To my dear blogging friends: Please note there will be only two posts next week. The one on Tuesday will continue with Anke Schubert’s submission in German: Eine ergreifende Liebesgeschichte, and the one on Thursday will be the next episode of the P.and G. Klopp Story. Canada is celebrating Victoria Day with one extra holiday for the month of May.
Discussion with a Friend on the Nature of Love
Mother had just returned from a visit to Gerry, daughter-in-law Martha and her one-year old grandson Wayne in Medicine Hat, Alberta. It so happened that I was on a ten-days leave and spent a relaxing vacation with her and Aunt Mieze, Aunt Lucie and Uncle Günther at their wonderful house in Watzenborn-Steinberg (Pohlheim). Mother talked a lot about her exciting trip to Canada. The proud grandmother had traveled with Gerry’s family over the Rocky Mountains all the way to beautiful British Columbia. Gerry described the countryside with its lush valleys, wild rushing streams, spectacular scenery and mild climate as God’s country. True to a long family tradition in the Kegler branch of the family, Mother wrote a report of her experiences of her journey to the land of the beavers.

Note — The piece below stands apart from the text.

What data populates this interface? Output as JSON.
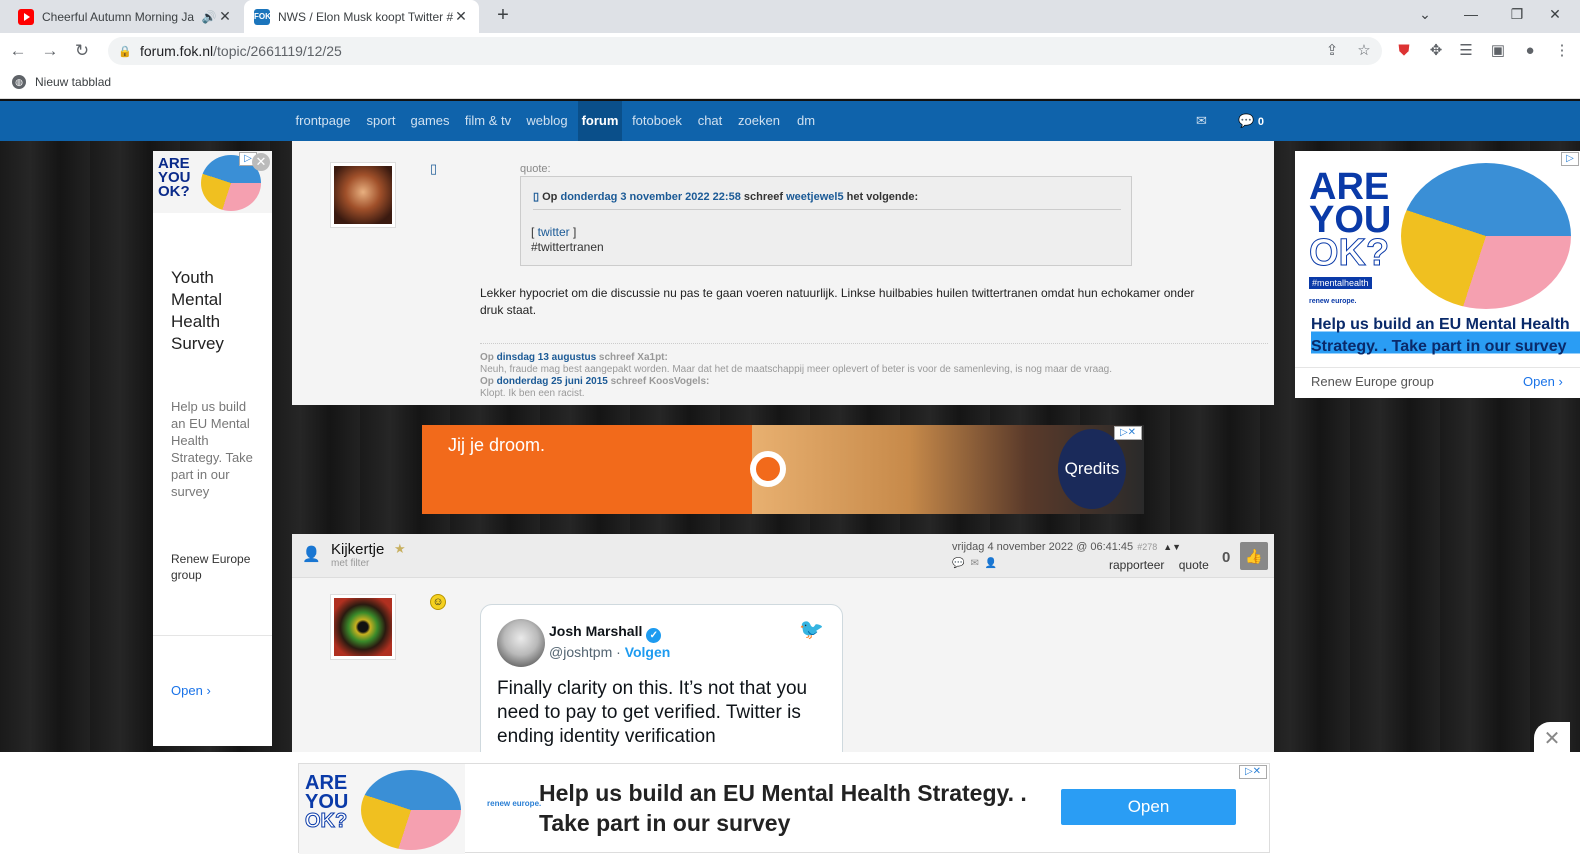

Biene’s school holidays were approaching. In 1962 her family had spent their vacation on the Mediterranean island of Corsica. Now they were planning to spend a couple of weeks at Lake Ammer in Bavaria. Even though I felt my love for Biene was getting stronger with every passing week, I did not openly declare it to her, because I erroneously assumed that she would already know. When she once asked me if I had ever been in love, I missed the golden opportunity to reveal what was on my heart. Instead I used a ride on my brand-new bicycle as a metaphor to describe in the most abstruse way the chaotic state of my inner being. I described how I got lost in the woods. I did not know which way to choose to get out. I dug deep into my psyche, too deep for comfort. Not yet realizing that the good and the evil lie close together within each and every human being, I criticized the world for failing to give me directions. Blind as a bat to my own flaws and weaknesses, I declared the entire world with its political systems, the church, and the army rotten and corrupt. These pathetic meanderings of my mind did very little to express my true feelings for her and would have been better left unsaid.
For the remaining three or four days I went on a bicycle tour with Dieter, my new army buddy. We traveled first up the River Moselle, then climbed up into the Eifel Mountains and stopped at a beautiful campsite named Pomerania, which reminded me of my grandparents’ lost home province in the east. At nightfall we sat in front of our tent looking at the rising moon in a cloudless sky. The day before I had bought a bottle of Moselle wine, a Riesling well-known for its distinguished qualities due to the grapes, which incredibly ripen more fully during extended periods of autumnal fog in the river valley. Gazing at the crescent of the rising moon I remarked, “If me girl-friend in Velbert also looked at the moon this very minute, our eyes would be fixed on the same heavenly object and in some esoteric way we would be connected with one another.”
Dieter chortled a few times, before he retorted, “But my friend, don’t be an idiot. That is not the same as being physically present. When I kiss my beloved Heidi, I know real love, love that you cannot even fathom with your strange romantic ideas in your head.” And that was the beginning of a long discussion on the nature of love. When we had savored the last drop of the wine and were ready to crawl into the tent, we had moved away from our opposite points of view and found some middle ground. We agreed that in order for a relationship to be meaningful both the physical and spiritual dimensions would have to be present. We learned something important from each other. As for me, I resolved to arrange a rendezvous with Biene at the first opportunity that would offer itself in the near future. But you never know to start with, how things turn out in the end.